Results 1 to 5 of 5

Math Help - Revolution problem, am I right?

  1. #1
    Member
    Joined
    Dec 2008
    Posts
    228

    Revolution problem, am I right?

    Let R be the region bounded by the graph of y = e^(2x-x^2) and the horizontal line y = 2. What is the volume of R revolved about y = 1?

    I gave my answer as pi{[e^(2x-x^2)]^2 - [2-e^(2x-x^2)]^2 dx with limits from 0.446 to 1.554.

    Am I right?
    Follow Math Help Forum on Facebook and Google+

  2. #2
    Senior Member apcalculus's Avatar
    Joined
    Apr 2009
    From
    Boston
    Posts
    293
    Quote Originally Posted by Kaitosan View Post
    Let R be the region bounded by the graph of y = e^(2x-x^2) and the horizontal line y = 2. What is the volume of R revolved about y = 1?

    I gave my answer as pi{[e^(2x-x^2)]^2 - [2-e^(2x-x^2)]^2 dx with limits from 0.446 to 1.554.

    Am I right?

    Inner Radius: 1

    Outer Radius  e^{2x-x^2} - 1

    Use the Washer Method:

    PI INTEGRAL (OUTER^2 - INNER^2) dx with the correct bounds, which you can find by intersecting the two curves. Your two bounds are correct.

    Good luck!!
    Follow Math Help Forum on Facebook and Google+

  3. #3
    Member
    Joined
    Dec 2008
    Posts
    228
    I don't get it. It looks like you're including the area from y=e^(2x-x^2) to y=1, while in reality R is bounded by y=2 and y=e^(2x-x^2). Or maybe the problem allows for you to do both ways, since it looks like both ways satisfies the condition of being revolved around y=1.
    Follow Math Help Forum on Facebook and Google+

  4. #4
    Senior Member apcalculus's Avatar
    Joined
    Apr 2009
    From
    Boston
    Posts
    293
    Quote Originally Posted by Kaitosan View Post
    I don't get it. It looks like you're including the area from y=e^(2x-x^2) to y=1, while in reality R is bounded by y=2 and y=e^(2x-x^2). Or maybe the problem allows for you to do both ways, since it looks like both ways satisfies the condition of being revolved around y=1.

    No I am not. including it. The distance from the rotational axis to the nearest boundary on the region is 1 unit (the distance from y=1 to y=2) at every level x. Call this the inner radius r(x).

    The distance from the rotational axis to the outer boundary of the region is the y-coordinate of your exponential function minus 1, due the the rotational axis being y=1, one unit above the horizontal axis. Call this R(x).

    The washer method is a difference between two disks:

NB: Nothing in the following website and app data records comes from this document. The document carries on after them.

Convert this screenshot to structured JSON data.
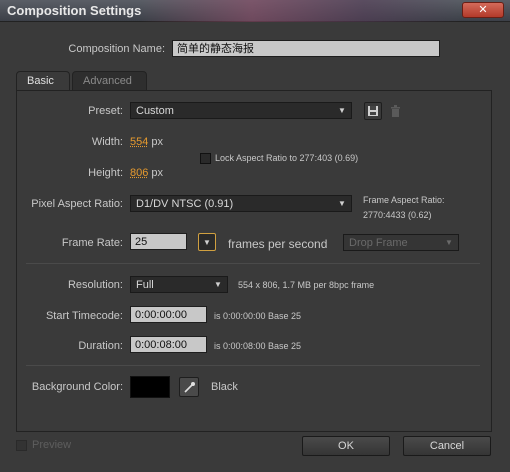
{
  "window": {
    "title": "Composition Settings",
    "close_label": "✕"
  },
  "composition": {
    "name_label": "Composition Name:",
    "name_value": "简单的静态海报"
  },
  "tabs": [
    {
      "label": "Basic"
    },
    {
      "label": "Advanced"
    }
  ],
  "preset": {
    "label": "Preset:",
    "value": "Custom",
    "save_icon": "save-icon",
    "delete_icon": "trash-icon"
  },
  "width": {
    "label": "Width:",
    "value": "554",
    "unit": "px"
  },
  "height": {
    "label": "Height:",
    "value": "806",
    "unit": "px"
  },
  "lock_aspect": {
    "label": "Lock Aspect Ratio to 277:403 (0.69)",
    "checked": false
  },
  "pixel_aspect": {
    "label": "Pixel Aspect Ratio:",
    "value": "D1/DV NTSC (0.91)",
    "frame_aspect_title": "Frame Aspect Ratio:",
    "frame_aspect_value": "2770:4433 (0.62)"
  },
  "frame_rate": {
    "label": "Frame Rate:",
    "value": "25",
    "unit_label": "frames per second",
    "drop_frame": "Drop Frame"
  },
  "resolution": {
    "label": "Resolution:",
    "value": "Full",
    "info": "554 x 806, 1.7 MB per 8bpc frame"
  },
  "start_timecode": {
    "label": "Start Timecode:",
    "value": "0:00:00:00",
    "info": "is 0:00:00:00  Base 25"
  },
  "duration": {
    "label": "Duration:",
    "value": "0:00:08:00",
    "info": "is 0:00:08:00  Base 25"
  },
  "background": {
    "label": "Background Color:",
    "color": "#000000",
    "color_name": "Black"
  },
  "footer": {
    "preview_label": "Preview",
    "ok_label": "OK",
    "cancel_label": "Cancel"
  }
}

    INTEGRAL (Pi R^2) - INTEGRAL (Pi r^2)

    = Pi INTEGRAL (R^2 - r^2).

    I have posted handout of the washer and disk methods on my website.

    A direct link of this document: ap calculus disk washer methods - Fullscreen

    Good luck!!
    Follow Math Help Forum on Facebook and Google+

  5. #5
    Member
    Joined
    Dec 2008
    Posts
    228
    Quote Originally Posted by apcalculus View Post
    No I am not. including it. The distance from the rotational axis to the nearest boundary on the region is 1 unit (the distance from y=1 to y=2) at every level x. Call this the inner radius r(x).

    The distance from the rotational axis to the outer boundary of the region is the y-coordinate of your exponential function minus 1, due the the rotational axis being y=1, one unit above the horizontal axis. Call this R(x).

    The washer method is a difference between two disks:

    INTEGRAL (Pi R^2) - INTEGRAL (Pi r^2)

    = Pi INTEGRAL (R^2 - r^2).

    I have posted handout of the washer and disk methods on my website.

    A direct link of this document: ap calculus disk washer methods - Fullscreen

    Good luck!!
    Ah I see, thanks!
    Follow Math Help Forum on Facebook and Google+

Similar Math Help Forum Discussions

  1. Finding the revolution of this problem
    Posted in the Trigonometry Forum
    Replies: 2
    Last Post: January 7th 2009, 10:33 PM
  2. Please help, revolution problem (I included diagram)
    Posted in the Pre-Calculus Forum
    Replies: 3
    Last Post: November 4th 2008, 05:34 AM
  3. Revolution problem, need help!
    Posted in the Pre-Calculus Forum
    Replies: 1
    Last Post: November 1st 2008, 11:44 AM
  4. Problem Finding Volume of Revolution
    Posted in the Calculus Forum
    Replies: 4
    Last Post: September 1st 2008, 06:35 AM
  5. Volume of revolution problem
    Posted in the Calculus Forum
    Replies: 5
    Last Post: July 16th 2008, 07:08 PM

Search Tags


/mathhelpforum @mathhelpforum